## WHAT YOU HAVE TO DO
Determine how many lines in the material hold the string "copy", then reply with that number only.

*** DATA TO USE ***

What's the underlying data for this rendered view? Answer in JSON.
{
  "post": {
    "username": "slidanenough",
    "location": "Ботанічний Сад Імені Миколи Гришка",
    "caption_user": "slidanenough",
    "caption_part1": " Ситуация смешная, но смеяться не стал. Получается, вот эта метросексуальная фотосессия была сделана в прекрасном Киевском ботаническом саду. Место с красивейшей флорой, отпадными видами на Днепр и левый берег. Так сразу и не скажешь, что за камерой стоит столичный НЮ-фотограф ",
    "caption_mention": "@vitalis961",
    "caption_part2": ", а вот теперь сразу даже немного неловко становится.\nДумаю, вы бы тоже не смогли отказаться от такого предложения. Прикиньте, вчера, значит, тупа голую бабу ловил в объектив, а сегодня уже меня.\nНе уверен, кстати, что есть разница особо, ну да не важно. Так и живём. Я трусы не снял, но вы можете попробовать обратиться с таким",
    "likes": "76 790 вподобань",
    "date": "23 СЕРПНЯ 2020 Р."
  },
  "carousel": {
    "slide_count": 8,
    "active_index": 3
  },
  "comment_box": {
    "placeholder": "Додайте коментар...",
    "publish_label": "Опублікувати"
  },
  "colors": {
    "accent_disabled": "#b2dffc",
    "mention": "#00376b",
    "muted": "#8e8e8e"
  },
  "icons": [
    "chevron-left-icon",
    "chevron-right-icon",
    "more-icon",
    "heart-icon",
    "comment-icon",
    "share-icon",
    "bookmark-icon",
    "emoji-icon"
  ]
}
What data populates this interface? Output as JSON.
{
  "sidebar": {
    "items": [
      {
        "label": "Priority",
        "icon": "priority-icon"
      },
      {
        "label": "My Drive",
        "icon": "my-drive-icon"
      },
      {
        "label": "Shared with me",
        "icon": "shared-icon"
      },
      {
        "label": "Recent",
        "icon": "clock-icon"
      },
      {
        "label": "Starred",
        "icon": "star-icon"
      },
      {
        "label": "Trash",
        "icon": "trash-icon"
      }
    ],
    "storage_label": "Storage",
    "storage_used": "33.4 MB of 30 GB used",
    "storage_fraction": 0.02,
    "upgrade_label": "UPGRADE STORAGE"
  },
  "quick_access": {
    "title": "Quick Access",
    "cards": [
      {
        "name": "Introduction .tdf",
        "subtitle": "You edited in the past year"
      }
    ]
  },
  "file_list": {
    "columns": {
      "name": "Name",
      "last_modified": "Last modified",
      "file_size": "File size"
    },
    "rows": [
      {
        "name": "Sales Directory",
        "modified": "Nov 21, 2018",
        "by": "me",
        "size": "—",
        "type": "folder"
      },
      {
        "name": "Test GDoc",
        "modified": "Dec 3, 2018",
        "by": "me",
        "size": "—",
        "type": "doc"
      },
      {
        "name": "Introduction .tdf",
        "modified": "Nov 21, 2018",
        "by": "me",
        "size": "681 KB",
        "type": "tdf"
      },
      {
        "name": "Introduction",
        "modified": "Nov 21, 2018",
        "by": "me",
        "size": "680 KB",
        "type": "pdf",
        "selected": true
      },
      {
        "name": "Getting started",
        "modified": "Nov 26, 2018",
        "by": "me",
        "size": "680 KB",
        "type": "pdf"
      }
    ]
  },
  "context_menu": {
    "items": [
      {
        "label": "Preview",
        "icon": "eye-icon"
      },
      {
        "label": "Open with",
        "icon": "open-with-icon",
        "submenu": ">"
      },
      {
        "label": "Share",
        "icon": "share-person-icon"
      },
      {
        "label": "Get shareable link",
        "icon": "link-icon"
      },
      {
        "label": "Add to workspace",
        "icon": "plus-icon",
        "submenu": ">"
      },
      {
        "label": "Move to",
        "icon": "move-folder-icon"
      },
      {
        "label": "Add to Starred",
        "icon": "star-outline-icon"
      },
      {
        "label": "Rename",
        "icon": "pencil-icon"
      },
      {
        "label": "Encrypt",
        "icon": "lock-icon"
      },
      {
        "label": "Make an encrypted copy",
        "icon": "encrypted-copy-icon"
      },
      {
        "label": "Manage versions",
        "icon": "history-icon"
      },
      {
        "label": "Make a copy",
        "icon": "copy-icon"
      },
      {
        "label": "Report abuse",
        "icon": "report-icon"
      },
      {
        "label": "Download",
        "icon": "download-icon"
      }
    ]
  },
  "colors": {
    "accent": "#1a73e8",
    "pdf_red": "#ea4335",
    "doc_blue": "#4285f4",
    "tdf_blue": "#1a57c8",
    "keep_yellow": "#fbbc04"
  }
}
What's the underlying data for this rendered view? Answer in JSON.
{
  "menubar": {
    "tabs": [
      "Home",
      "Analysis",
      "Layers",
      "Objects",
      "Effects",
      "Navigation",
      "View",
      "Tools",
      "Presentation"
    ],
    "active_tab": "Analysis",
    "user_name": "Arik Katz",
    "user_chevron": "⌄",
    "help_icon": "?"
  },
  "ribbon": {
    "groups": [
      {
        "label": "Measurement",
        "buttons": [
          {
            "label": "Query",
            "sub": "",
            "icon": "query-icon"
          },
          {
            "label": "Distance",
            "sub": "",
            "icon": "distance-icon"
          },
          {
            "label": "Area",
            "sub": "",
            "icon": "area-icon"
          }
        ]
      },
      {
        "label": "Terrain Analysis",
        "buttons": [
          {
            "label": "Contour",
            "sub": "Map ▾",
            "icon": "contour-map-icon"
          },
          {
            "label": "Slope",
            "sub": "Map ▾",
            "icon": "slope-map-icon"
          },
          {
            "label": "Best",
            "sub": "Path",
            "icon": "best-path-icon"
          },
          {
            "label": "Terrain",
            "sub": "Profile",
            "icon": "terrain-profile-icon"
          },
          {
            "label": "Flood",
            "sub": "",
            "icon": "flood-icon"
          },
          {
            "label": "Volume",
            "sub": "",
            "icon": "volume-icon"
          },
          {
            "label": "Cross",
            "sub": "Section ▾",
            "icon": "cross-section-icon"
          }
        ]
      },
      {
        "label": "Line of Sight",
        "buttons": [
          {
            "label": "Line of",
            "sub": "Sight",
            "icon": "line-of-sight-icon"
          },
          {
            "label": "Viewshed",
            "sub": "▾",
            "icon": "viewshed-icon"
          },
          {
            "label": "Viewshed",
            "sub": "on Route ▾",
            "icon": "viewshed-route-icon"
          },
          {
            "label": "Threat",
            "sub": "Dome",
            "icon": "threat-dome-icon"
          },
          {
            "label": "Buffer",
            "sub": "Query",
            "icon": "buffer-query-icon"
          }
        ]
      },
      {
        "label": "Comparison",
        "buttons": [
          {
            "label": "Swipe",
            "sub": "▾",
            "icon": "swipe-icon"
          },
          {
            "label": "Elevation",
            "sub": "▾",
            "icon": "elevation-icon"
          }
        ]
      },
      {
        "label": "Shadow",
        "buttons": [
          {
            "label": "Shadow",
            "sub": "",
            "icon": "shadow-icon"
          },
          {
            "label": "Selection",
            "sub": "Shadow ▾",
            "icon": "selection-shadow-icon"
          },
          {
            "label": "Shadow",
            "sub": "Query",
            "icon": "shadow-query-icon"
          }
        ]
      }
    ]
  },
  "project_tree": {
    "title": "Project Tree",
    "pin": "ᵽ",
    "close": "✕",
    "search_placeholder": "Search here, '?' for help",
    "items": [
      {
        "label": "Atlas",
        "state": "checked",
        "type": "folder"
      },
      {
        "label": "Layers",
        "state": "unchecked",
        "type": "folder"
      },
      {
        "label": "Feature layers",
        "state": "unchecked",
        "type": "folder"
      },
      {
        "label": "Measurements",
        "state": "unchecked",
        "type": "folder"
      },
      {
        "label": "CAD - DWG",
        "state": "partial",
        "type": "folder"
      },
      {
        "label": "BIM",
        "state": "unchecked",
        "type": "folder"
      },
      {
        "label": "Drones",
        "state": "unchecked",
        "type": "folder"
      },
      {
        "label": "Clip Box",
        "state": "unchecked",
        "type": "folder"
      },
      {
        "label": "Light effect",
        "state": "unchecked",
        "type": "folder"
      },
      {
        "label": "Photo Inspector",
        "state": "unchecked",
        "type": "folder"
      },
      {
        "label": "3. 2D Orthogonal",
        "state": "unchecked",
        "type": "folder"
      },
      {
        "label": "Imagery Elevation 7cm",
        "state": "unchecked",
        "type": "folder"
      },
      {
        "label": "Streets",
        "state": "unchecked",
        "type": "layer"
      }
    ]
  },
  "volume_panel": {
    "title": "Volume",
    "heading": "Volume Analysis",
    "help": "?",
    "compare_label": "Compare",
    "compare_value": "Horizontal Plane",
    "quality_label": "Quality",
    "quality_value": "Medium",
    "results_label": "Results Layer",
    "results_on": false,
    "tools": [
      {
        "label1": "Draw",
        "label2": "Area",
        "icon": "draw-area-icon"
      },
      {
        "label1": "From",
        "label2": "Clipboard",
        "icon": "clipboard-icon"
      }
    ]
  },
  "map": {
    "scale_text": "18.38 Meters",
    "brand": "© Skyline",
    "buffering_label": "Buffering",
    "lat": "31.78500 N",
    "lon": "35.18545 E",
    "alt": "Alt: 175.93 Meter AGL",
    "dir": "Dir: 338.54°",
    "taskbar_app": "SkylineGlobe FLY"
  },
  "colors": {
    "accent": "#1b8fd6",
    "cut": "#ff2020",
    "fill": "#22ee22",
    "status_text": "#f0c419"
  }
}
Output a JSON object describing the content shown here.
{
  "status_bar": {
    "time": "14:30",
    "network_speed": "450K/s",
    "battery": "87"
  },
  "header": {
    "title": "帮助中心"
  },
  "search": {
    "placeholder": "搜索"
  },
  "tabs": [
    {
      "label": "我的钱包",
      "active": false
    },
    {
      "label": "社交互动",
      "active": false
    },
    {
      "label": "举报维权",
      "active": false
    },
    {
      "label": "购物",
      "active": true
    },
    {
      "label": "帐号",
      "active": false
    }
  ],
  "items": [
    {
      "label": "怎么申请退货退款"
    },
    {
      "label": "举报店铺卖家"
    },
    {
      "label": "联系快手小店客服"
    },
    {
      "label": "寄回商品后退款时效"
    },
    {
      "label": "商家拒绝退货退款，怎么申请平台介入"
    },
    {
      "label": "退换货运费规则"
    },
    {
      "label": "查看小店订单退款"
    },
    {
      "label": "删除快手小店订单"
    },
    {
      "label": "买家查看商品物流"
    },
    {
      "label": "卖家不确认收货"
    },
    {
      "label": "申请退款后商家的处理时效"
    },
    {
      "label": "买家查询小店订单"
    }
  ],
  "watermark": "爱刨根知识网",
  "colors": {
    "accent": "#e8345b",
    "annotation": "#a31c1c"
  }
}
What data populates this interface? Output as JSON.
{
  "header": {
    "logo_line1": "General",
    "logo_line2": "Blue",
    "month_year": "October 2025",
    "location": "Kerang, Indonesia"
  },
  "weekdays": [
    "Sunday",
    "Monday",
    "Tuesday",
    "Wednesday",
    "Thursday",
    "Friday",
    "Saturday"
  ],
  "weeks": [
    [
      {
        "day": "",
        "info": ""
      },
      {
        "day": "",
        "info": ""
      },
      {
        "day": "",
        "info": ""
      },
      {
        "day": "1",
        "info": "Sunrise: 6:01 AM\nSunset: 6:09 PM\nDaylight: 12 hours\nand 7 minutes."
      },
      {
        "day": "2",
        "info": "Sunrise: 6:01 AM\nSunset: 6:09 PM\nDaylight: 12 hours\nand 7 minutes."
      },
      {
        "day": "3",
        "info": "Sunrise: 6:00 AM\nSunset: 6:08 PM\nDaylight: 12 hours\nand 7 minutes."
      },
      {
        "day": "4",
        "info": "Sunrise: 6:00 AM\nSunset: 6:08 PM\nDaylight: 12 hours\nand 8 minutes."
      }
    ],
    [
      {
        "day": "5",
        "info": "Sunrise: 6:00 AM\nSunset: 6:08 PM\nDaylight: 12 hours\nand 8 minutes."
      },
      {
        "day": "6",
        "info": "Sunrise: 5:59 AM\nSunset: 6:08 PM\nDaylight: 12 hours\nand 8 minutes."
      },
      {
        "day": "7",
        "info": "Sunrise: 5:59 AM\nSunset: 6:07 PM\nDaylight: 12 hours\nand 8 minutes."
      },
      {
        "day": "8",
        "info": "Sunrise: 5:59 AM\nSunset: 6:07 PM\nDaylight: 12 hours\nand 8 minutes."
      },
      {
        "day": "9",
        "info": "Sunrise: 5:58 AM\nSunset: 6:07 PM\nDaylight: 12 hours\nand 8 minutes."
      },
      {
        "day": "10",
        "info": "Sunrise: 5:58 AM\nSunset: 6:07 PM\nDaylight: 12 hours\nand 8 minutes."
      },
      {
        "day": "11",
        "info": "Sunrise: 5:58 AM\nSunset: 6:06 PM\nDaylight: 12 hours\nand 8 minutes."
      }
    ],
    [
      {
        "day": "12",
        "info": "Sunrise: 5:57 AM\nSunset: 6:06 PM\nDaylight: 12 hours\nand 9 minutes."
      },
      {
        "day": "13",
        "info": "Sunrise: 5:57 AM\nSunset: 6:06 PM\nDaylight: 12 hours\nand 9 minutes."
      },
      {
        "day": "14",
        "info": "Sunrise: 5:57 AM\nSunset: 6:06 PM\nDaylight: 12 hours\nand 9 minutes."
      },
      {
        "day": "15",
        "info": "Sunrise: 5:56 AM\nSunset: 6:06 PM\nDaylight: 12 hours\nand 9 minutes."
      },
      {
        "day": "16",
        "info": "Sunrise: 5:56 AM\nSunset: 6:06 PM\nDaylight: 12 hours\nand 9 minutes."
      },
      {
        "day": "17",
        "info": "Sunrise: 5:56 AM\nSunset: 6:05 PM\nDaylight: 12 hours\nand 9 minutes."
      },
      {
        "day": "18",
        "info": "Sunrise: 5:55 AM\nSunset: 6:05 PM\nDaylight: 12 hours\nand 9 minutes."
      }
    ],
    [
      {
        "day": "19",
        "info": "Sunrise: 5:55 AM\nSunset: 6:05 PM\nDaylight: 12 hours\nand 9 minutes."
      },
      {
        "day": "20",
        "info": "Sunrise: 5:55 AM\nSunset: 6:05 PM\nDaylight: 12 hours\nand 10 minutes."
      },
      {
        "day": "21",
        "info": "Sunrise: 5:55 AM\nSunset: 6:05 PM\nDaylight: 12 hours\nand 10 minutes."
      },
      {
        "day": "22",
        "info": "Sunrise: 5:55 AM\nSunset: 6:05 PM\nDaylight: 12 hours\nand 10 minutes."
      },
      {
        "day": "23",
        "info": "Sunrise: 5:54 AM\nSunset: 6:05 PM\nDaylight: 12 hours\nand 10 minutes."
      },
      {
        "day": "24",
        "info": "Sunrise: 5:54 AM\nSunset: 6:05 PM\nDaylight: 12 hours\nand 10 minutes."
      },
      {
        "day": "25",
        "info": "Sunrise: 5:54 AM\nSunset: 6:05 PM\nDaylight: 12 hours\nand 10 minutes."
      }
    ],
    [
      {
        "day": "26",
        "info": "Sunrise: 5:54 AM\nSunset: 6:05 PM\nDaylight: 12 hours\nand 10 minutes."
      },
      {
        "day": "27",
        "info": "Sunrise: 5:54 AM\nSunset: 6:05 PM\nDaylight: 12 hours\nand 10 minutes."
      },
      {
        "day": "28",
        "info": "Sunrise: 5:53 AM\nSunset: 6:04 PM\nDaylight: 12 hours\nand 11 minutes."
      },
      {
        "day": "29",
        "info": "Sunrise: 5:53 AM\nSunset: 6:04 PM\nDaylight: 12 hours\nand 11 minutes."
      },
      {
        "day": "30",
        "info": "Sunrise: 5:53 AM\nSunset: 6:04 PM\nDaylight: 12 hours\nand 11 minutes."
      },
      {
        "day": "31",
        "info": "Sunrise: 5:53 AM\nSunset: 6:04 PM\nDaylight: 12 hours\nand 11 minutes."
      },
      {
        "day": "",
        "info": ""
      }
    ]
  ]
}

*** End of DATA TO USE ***

## RESPONSE AREA
4